#### PROBLEM TO WORK ON:
Would it be possible to reproduce every entry exactly, please?

--- START ---

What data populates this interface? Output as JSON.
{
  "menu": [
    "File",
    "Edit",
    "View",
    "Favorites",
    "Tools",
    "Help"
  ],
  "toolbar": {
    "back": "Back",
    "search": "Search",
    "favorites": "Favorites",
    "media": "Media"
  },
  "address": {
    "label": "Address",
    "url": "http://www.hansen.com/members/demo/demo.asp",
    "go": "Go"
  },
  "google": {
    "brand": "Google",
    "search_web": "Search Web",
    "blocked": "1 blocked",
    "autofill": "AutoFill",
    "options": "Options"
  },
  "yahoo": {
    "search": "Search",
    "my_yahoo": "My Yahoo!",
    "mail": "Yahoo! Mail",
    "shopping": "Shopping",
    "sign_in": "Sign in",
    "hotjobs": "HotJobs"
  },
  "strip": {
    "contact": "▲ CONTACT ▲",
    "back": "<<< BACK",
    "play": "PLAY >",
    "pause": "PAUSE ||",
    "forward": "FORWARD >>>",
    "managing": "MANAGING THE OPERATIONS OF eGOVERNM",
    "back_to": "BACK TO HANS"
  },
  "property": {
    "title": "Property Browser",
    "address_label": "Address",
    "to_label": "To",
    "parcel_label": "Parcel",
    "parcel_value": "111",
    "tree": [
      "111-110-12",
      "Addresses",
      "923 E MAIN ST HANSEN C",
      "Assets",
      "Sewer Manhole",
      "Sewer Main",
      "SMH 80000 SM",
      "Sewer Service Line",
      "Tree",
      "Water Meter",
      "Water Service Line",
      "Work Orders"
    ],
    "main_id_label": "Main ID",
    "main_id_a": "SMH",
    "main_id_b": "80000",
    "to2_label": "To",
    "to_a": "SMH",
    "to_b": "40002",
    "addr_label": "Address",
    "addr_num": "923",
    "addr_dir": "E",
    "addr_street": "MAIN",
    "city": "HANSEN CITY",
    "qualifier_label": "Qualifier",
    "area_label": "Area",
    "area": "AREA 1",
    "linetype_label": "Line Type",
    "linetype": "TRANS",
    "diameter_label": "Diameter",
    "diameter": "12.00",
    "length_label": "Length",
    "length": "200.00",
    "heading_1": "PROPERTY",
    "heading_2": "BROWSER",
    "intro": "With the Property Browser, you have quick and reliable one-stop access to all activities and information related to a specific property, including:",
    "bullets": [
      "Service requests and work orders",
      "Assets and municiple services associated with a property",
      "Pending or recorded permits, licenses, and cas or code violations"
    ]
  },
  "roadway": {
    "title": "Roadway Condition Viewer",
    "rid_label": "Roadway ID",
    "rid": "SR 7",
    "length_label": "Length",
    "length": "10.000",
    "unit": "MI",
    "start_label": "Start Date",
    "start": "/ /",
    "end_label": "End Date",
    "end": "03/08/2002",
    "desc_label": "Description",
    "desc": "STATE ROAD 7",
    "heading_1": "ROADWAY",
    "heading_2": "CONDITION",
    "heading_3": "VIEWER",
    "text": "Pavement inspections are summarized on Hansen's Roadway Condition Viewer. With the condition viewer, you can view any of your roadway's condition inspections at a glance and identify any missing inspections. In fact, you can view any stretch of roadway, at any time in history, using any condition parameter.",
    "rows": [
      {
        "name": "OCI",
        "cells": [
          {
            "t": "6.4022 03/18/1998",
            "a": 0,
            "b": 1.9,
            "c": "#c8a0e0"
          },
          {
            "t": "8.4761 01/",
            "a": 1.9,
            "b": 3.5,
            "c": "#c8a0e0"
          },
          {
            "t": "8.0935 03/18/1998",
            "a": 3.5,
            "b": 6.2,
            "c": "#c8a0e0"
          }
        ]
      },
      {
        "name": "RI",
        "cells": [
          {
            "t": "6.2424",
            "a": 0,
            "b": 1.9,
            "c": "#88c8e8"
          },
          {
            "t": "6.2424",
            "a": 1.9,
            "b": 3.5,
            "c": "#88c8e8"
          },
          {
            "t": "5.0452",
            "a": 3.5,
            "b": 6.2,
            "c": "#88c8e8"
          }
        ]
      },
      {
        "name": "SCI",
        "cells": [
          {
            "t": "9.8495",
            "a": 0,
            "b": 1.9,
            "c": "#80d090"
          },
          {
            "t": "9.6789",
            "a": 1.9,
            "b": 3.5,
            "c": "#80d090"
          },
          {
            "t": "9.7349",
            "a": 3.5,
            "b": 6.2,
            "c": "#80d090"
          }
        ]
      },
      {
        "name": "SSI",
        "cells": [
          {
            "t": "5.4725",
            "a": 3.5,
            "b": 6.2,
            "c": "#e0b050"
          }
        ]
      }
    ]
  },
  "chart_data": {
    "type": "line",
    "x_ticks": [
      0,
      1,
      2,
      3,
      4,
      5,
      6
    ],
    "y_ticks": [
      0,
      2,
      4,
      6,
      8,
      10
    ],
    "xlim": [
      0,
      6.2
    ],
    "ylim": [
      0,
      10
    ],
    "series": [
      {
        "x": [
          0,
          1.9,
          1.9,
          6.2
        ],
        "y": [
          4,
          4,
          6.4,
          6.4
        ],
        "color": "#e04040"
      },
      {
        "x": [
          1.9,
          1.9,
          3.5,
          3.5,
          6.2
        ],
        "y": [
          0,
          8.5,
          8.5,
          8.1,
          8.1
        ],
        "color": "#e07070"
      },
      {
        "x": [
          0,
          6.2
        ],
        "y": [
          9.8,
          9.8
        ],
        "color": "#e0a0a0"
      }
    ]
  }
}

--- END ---

#### RESPONSE TO THIS EXERCISE:
What data populates this interface? Output as JSON.
{
  "menu": [
    "File",
    "Edit",
    "View",
    "Favorites",
    "Tools",
    "Help"
  ],
  "toolbar": {
    "back": "Back",
    "search": "Search",
    "favorites": "Favorites",
    "media": "Media"
  },
  "address": {
    "label": "Address",
    "url": "http://www.hansen.com/members/demo/demo.asp",
    "go": "Go"
  },
  "google": {
    "brand": "Google",
    "search_web": "Search Web",
    "blocked": "1 blocked",
    "autofill": "AutoFill",
    "options": "Options"
  },
  "yahoo": {
    "search": "Search",
    "my_yahoo": "My Yahoo!",
    "mail": "Yahoo! Mail",
    "shopping": "Shopping",
    "sign_in": "Sign in",
    "hotjobs": "HotJobs"
  },
  "strip": {
    "contact": "▲ CONTACT ▲",
    "back": "<<< BACK",
    "play": "PLAY >",
    "pause": "PAUSE ||",
    "forward": "FORWARD >>>",
    "managing": "MANAGING THE OPERATIONS OF eGOVERNM",
    "back_to": "BACK TO HANS"
  },
  "property": {
    "title": "Property Browser",
    "address_label": "Address",
    "to_label": "To",
    "parcel_label": "Parcel",
    "parcel_value": "111",
    "tree": [
      "111-110-12",
      "Addresses",
      "923 E MAIN ST HANSEN C",
      "Assets",
      "Sewer Manhole",
      "Sewer Main",
      "SMH 80000 SM",
      "Sewer Service Line",
      "Tree",
      "Water Meter",
      "Water Service Line",
      "Work Orders"
    ],
    "main_id_label": "Main ID",
    "main_id_a": "SMH",
    "main_id_b": "80000",
    "to2_label": "To",
    "to_a": "SMH",
    "to_b": "40002",
    "addr_label": "Address",
    "addr_num": "923",
    "addr_dir": "E",
    "addr_street": "MAIN",
    "city": "HANSEN CITY",
    "qualifier_label": "Qualifier",
    "area_label": "Area",
    "area": "AREA 1",
    "linetype_label": "Line Type",
    "linetype": "TRANS",
    "diameter_label": "Diameter",
    "diameter": "12.00",
    "length_label": "Length",
    "length": "200.00",
    "heading_1": "PROPERTY",
    "heading_2": "BROWSER",
    "intro": "With the Property Browser, you have quick and reliable one-stop access to all activities and information related to a specific property, including:",
    "bullets": [
      "Service requests and work orders",
      "Assets and municiple services associated with a property",
      "Pending or recorded permits, licenses, and cas or code violations"
    ]
  },
  "roadway": {
    "title": "Roadway Condition Viewer",
    "rid_label": "Roadway ID",
    "rid": "SR 7",
    "length_label": "Length",
    "length": "10.000",
    "unit": "MI",
    "start_label": "Start Date",
    "start": "/ /",
    "end_label": "End Date",
    "end": "03/08/2002",
    "desc_label": "Description",
    "desc": "STATE ROAD 7",
    "heading_1": "ROADWAY",
    "heading_2": "CONDITION",
    "heading_3": "VIEWER",
    "text": "Pavement inspections are summarized on Hansen's Roadway Condition Viewer. With the condition viewer, you can view any of your roadway's condition inspections at a glance and identify any missing inspections. In fact, you can view any stretch of roadway, at any time in history, using any condition parameter.",
    "rows": [
      {
        "name": "OCI",
        "cells": [
          {
            "t": "6.4022 03/18/1998",
            "a": 0,
            "b": 1.9,
            "c": "#c8a0e0"
          },
          {
            "t": "8.4761 01/",
            "a": 1.9,
            "b": 3.5,
            "c": "#c8a0e0"
          },
          {
            "t": "8.0935 03/18/1998",
            "a": 3.5,
            "b": 6.2,
            "c": "#c8a0e0"
          }
        ]
      },
      {
        "name": "RI",
        "cells": [
          {
            "t": "6.2424",
            "a": 0,
            "b": 1.9,
            "c": "#88c8e8"
          },
          {
            "t": "6.2424",
            "a": 1.9,
            "b": 3.5,
            "c": "#88c8e8"
          },
          {
            "t": "5.0452",
            "a": 3.5,
            "b": 6.2,
            "c": "#88c8e8"
          }
        ]
      },
      {
        "name": "SCI",
        "cells": [
          {
            "t": "9.8495",
            "a": 0,
            "b": 1.9,
            "c": "#80d090"
          },
          {
            "t": "9.6789",
            "a": 1.9,
            "b": 3.5,
            "c": "#80d090"
          },
          {
            "t": "9.7349",
            "a": 3.5,
            "b": 6.2,
            "c": "#80d090"
          }
        ]
      },
      {
        "name": "SSI",
        "cells": [
          {
            "t": "5.4725",
            "a": 3.5,
            "b": 6.2,
            "c": "#e0b050"
          }
        ]
      }
    ]
  },
  "chart_data": {
    "type": "line",
    "x_ticks": [
      0,
      1,
      2,
      3,
      4,
      5,
      6
    ],
    "y_ticks": [
      0,
      2,
      4,
      6,
      8,
      10
    ],
    "xlim": [
      0,
      6.2
    ],
    "ylim": [
      0,
      10
    ],
    "series": [
      {
        "x": [
          0,
          1.9,
          1.9,
          6.2
        ],
        "y": [
          4,
          4,
          6.4,
          6.4
        ],
        "color": "#e04040"
      },
      {
        "x": [
          1.9,
          1.9,
          3.5,
          3.5,
          6.2
        ],
        "y": [
          0,
          8.5,
          8.5,
          8.1,
          8.1
        ],
        "color": "#e07070"
      },
      {
        "x": [
          0,
          6.2
        ],
        "y": [
          9.8,
          9.8
        ],
        "color": "#e0a0a0"
      }
    ]
  }
}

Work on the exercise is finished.